considered a starting point in the evidence for a process of replacement and



  1. b) The location of gentrification and displacement in London

Whereas the later correlation and regression models are based upon the use of all of the

data extracted for London as a whole (see later), the analysis of the data in its

geographical distribution utilised an idea of ‘abnormal’ change more strongly. Inner and

Outer London provide artificial boundaries with which the data can be divided whereas

use of the arithmetic mean (with the additional criteria indicated in the methodology)

indicates a division of the total area into a new social geography based upon a notion of

the abnormal growth of particular characteristics. This cut off point provides a well-used

method for establishing the proxy occurrence of gentrification as an event signified by

numeric change over a discrete time period.

Gentrification definitions based upon owner occupation and educated workforce were

left out since professionals were the most accurate variable in the measurement of

gentrification activity and in terms of the variables extraction from the census.
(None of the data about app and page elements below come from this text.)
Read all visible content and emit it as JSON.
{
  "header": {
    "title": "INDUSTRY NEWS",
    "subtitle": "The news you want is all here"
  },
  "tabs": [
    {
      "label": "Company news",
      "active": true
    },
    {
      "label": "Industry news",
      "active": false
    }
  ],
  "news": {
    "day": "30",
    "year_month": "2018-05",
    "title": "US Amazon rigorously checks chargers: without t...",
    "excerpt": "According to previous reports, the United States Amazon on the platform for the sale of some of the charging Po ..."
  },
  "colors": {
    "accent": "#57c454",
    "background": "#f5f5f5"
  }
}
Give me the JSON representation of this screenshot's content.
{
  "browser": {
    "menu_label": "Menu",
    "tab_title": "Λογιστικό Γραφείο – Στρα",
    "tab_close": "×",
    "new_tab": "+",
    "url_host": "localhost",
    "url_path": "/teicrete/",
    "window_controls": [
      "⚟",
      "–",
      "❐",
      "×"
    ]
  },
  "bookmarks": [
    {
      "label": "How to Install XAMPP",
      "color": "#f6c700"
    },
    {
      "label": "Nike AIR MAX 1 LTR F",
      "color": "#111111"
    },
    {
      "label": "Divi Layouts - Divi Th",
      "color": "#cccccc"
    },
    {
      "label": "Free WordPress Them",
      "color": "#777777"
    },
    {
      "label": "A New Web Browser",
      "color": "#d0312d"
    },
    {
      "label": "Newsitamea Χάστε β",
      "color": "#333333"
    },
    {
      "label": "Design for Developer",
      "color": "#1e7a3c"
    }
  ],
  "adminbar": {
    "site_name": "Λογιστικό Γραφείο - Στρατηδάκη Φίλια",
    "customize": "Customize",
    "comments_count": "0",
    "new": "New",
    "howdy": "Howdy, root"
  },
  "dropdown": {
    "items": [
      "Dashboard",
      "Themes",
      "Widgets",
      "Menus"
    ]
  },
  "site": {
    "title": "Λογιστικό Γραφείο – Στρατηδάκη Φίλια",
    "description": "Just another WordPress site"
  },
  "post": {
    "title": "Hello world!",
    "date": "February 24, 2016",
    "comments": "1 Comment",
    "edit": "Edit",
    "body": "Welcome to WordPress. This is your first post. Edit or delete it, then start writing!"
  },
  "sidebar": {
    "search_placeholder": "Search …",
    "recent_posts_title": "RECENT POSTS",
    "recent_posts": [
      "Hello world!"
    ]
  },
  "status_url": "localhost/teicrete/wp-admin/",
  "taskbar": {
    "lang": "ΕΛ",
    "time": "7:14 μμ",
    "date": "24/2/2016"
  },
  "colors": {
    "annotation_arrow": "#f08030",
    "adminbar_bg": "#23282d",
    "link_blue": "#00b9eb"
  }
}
This

phase of the analysis used the relationship between gentrification (measured as the

increase above mean, of professionals and managers) and the various displacement

variables. In taking a mean growth for London this left 130 wards which could be

considered to have gentrified to varying degrees, from just above the mean to extensive

gentrification. A criteria of elimination was applied for all wards which appeared to

have gentrified but whose increase in the number of professionals had come about

because of relative decreases in the other groups in that ward – in other words

gentrification could not be seen to be occurring in wards where there were actually

fewer professionals in 1991 than 1981 (A list of these wards and their respective

changes is provided in appendix B).

In simple numbers there were more ‘gentrified’ wards in outer (79) than inner (51)

London, which is an interesting result in itself showing that, in general, the wards with

more than average growth were expanding more in the outer than inner areas of London.


However, if one takes these numbers of gentrified wards and express them as a

percentage of the total number of wards in each area one finds that similar ward areas of

inner and outer London had been gentrified (17.1% and 17.2% respectively). This shows

that the concentration and proportion of gentrification in inner London is actually no

more than that of the outer area. On the other hand, if one looks at the number of

‘gentrified’ wards in a borough like Wandsworth one can see that fully 21 out of 22

wards had gentrified to some degree showing an uneven distribution of gentrification in

the larger areas that comprise London. The social and political centrifugal forces that

shape this distribution are considered further in chapter nine.

Key locations were also observed. In particular the riverside in the Docklands areas

appeared to be heavily gentrified, a result consistent with the other views of that area

(Hall and Ogden, 1992). More unexpected locations were also observed. South east

London revealed a number of wards in which gentrification had taken place and outer

London, as previously noted, had seen dispersed but widespread gentrification by

professionals and managers. Areas that had been further gentrified like Richmond,

Kingston and Blackheath highlighted places that would have been excluded from an

analysis which used a criteria of exclusion since their starting percentages were above

the mean. In other words, areas which were already gentrified or established middle

class areas could be gentrified even further.